What are the Moral Sciences?
The Moral Sciences comprise Psychology, Philosophy, Economics, Ethics, placed in the context of history and human nature. These subjects were taught integrated prior to the over-specialization that evolved in 20th century universities. While specialization is the key to both growing knowledge and an advanced economy, as early as early as 1959, C.P. Snow pointed to the problems in knowledge this could produce in his essay The Two Cultures.
This separation has reinforced the notion that economics is a “dismal science,” that psychology is fun, but useless, and Philosophy – well, really? Increasingly, universities are integrating fields in recognition that a) dealing with complex problems requires knowledge from mulitple discplines, b) students learn faster and more effectively when knowledge is integrated, and c) that keeping professors and disciplines in their respective silos only worsens the problem that Snow called to our attention. Stanford's recent outgoing President credited their rise from a strong regional university over the past few decades to their willingness to teach interdisciplinary; for example, their newest building houses professors from seven different fields!
The University of Arizona -- ranked the number one political science department in the world -- in 2018 renamed their department "Political Economy & Moral Science." At Reagan, I had a Moral Sciences banner, signifying my commitment to that approach, since 2010. I trained at the University of Arizona in 2017, and we will be offering their course "Ethics, Economy, & Enterpreneurship" in the Fall semester of 2021.
To complete the Moral Sciences at Reagan (AP Psychology, AP Macroeconomis, Philosophy) is to immerse yourself in the study of humane science, not disconnected from our humanity or from other disciplines. It is to attempt to identify human nature, humans can improve but not be improved, and how in turn that cultivates a prosperous, free society that respects human beings as individuals. It is to study the limits of human knowledge and the abuse of reason. It is to recognize that the methodologies of the so-called hard sciences, such as Chemistry and Physics, are not applicable to humans. The Social Sciences have different methodologies devised to study humans, not forces of nature.
F.A. Hayek, in his seminal work "The Counter-Revolution of Science: studies in the abuse of reason," wrote this:
"The more our technical civilization advances and the more, therefore, the study of things as distinct from the study of men and their ideas qualifies for the more important and influential positions, the more significant becomes the gulf that separates two different types of mind: the one represented by the man whose supreme ambition is to turn the world round him into an enourmous machine, every part of which, on his pressing a button, moves according to his design; and the other prespresented by the man whose main interest is the growth of the human mind in all its apsects, who in the study of history or literature, the arts or the law, has learned to see the individual as part of a process in which his contribution is not directed but spontaeous, and where he assists in the creation of something greater than he or any other single mind can ever plan for."

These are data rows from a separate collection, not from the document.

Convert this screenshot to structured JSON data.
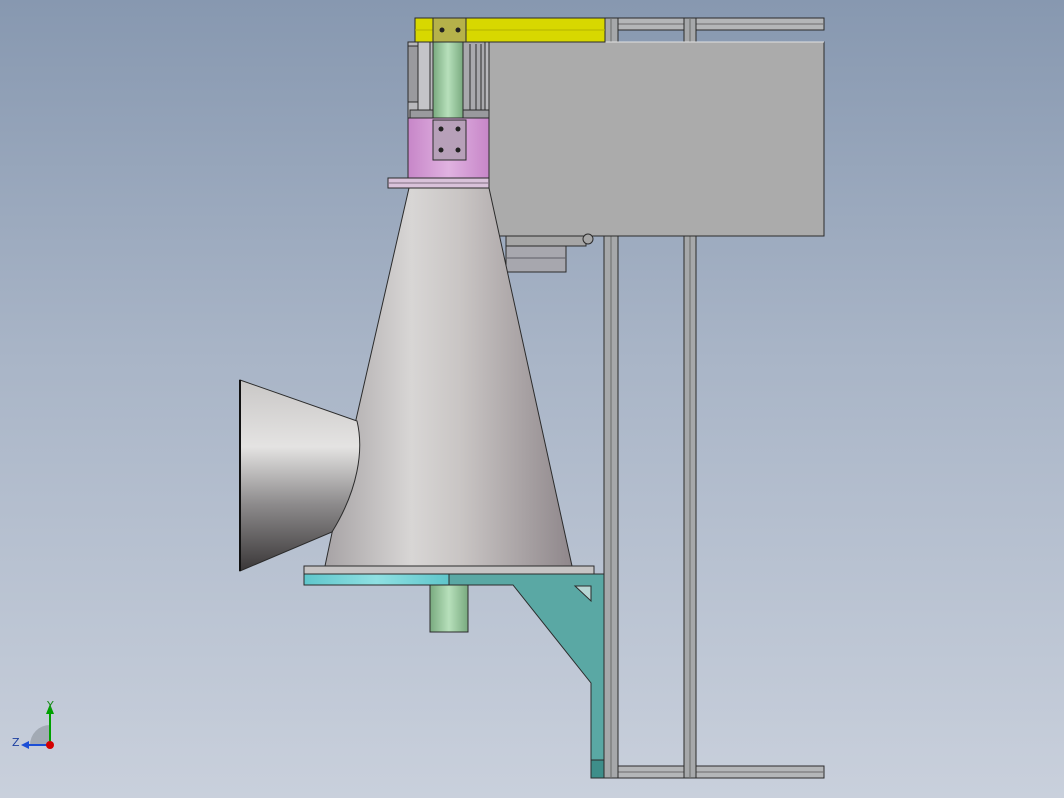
{
  "viewport": {
    "background_top": "#8798b0",
    "background_bottom": "#c9d0dc"
  },
  "colors": {
    "frame": "#9aa0a6",
    "panel": "#ababab",
    "yellow_beam": "#d8d800",
    "green_shaft": "#94c79a",
    "pink_housing": "#d79ed8",
    "cone": "#c8c4c4",
    "teal_bracket": "#5aa8a4",
    "cyan_plate": "#6fcfd3",
    "axis_x": "#d40000",
    "axis_y": "#00a000",
    "axis_z": "#1c4fd6"
  },
  "triad": {
    "x_label": "",
    "y_label": "Y",
    "z_label": "Z",
    "x_icon": "axis-x-arrow-icon",
    "y_icon": "axis-y-arrow-icon",
    "z_icon": "axis-z-arrow-icon"
  }
}
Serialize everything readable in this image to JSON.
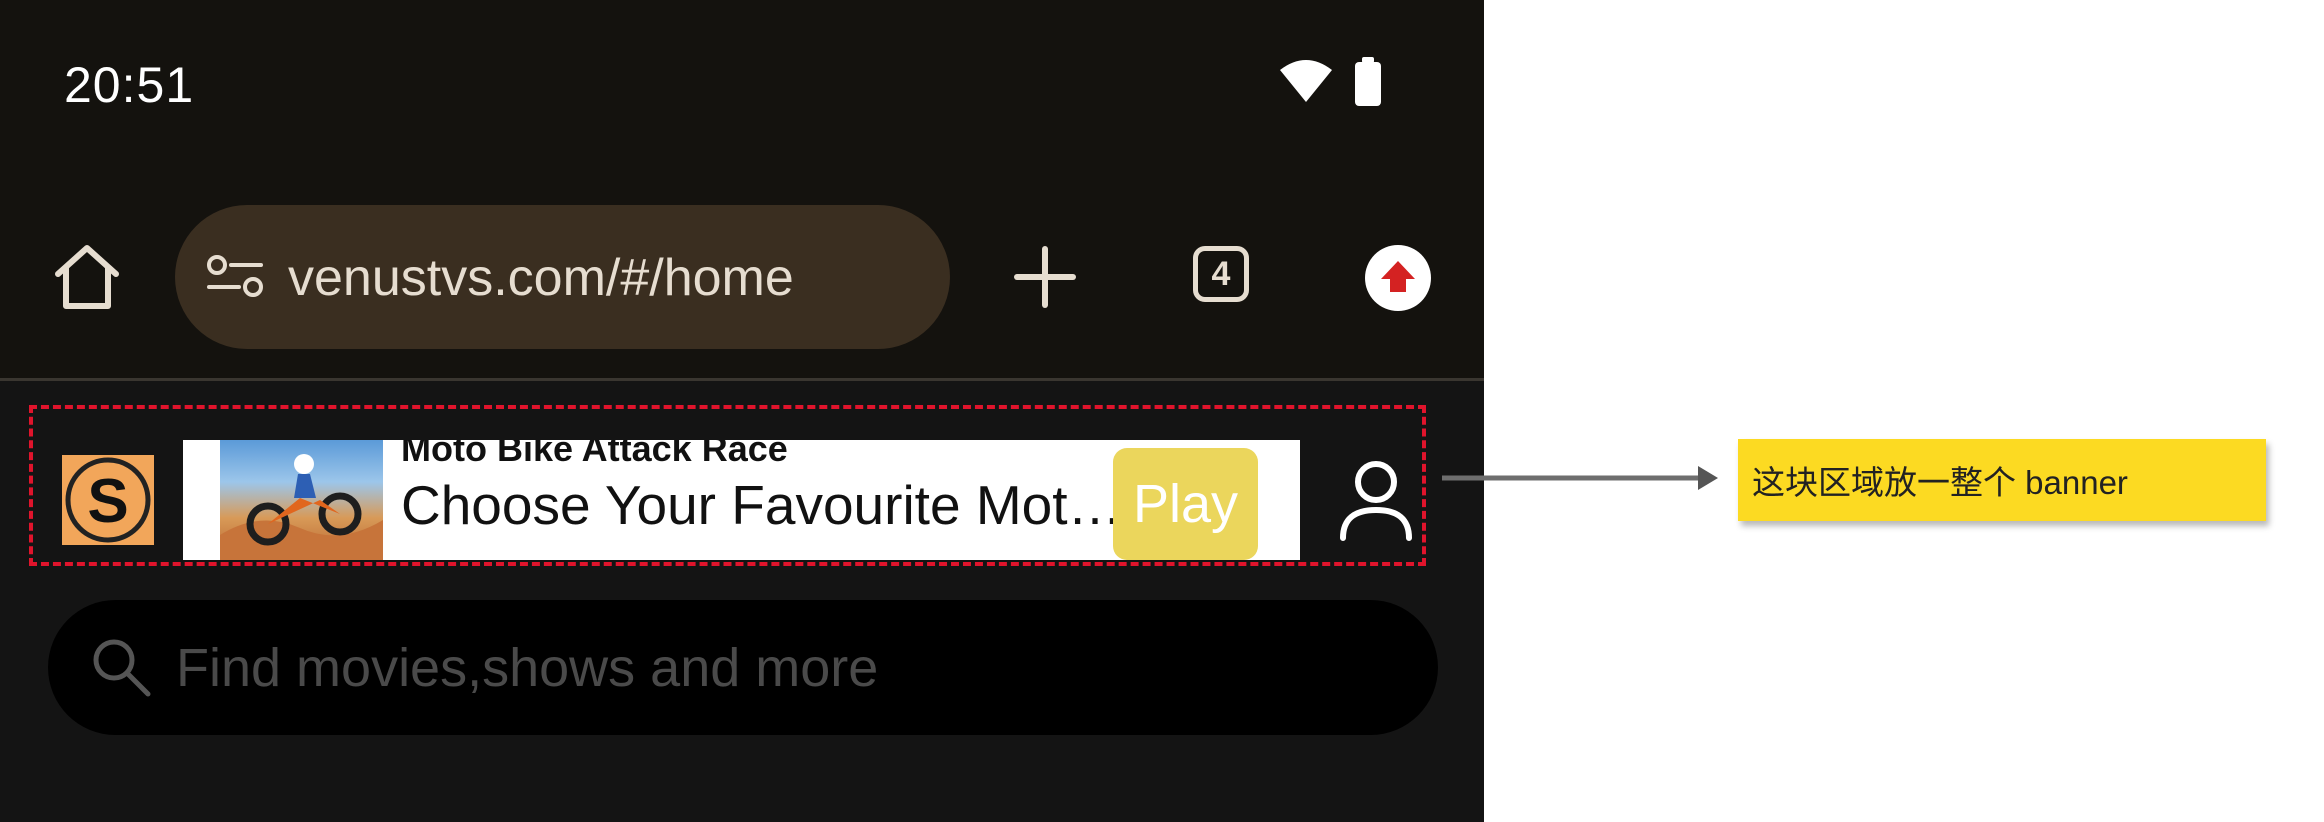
{
  "status_bar": {
    "time": "20:51",
    "icons": [
      "wifi-icon",
      "battery-icon"
    ]
  },
  "browser": {
    "url": "venustvs.com/#/home",
    "tab_count": "4",
    "icons": [
      "home-icon",
      "site-settings-icon",
      "plus-icon",
      "tab-switcher-icon",
      "update-arrow-icon"
    ]
  },
  "header": {
    "logo_letter": "S",
    "profile_icon": "person-icon"
  },
  "ad_banner": {
    "title": "Moto Bike Attack Race",
    "subtitle": "Choose Your Favourite Motorbike",
    "cta": "Play",
    "image": "motorbike-jump-image"
  },
  "search": {
    "placeholder": "Find movies,shows and more",
    "icon": "search-icon"
  },
  "annotation": {
    "note": "这块区域放一整个 banner",
    "frame_color": "#e0142c",
    "note_color": "#fcda22"
  },
  "colors": {
    "page_bg": "#141414",
    "url_bar_bg": "#3a2e20",
    "play_button": "#ebd65c",
    "logo_bg": "#f2a65a"
  }
}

A.P. Psychology studies how psychology has evolved as a science, through the main schools of thought, to modern brain scans and what they do -- and do not -- reveal. We’ll study the biological basis of behavior and the evolutionary advantage our behaviors provide. Learn how to set up double-blind studies and falsify theories. Memory, language, intelligence (inherited or learned?), personality theory, mental disorders, the difference between being in love and loving, and the biological basis of beauty are all covered.
Philosophy studies metaphysics (the nature of things), epistemology (how we know what we know), ethics (how should we act), political philosophy (which social systems produce which outcomes), logic (how to think rationally), aesthetics (the study of beauty & form), and Eastern philosophy (Zen, Taoism, Confucianism). Also, will learn how to write for the "real world."
A.P. Macroeconomics studies the principles of economics that apply to an economic system as a whole, such as national income, price determination, economic performance measures, economic growth and international economics. Students will learn the big ideas that have moved free economies forward (specialization, comparative advantage, opportunity cost, spontaneous order) and the big names who discovered them (Smith, Ricardo, Bastiat, Keynes, Friedman, Hayek, Mises).
Ethics, Economy & Entrepreneurship is an advanced social studies course combining the principles of economics, ethics, and entrepreneurship. How do we harness self-interest so that it creates value for other people? How do we develop the skills that make those around us better off? What kind of life do you want to live? What kind of society do you want to live in? These fundamental questions we will explore as we examine human nature and the legal-institutional arrangements in society. Entrepreneurship revolves around the skills and aptitudes necessary to leverage initiative into successful outcomes, whether as a small business owner, an employee, or a volunteer. This course serves as a moral foundation for careers in law, economics, politics, journalism, and business.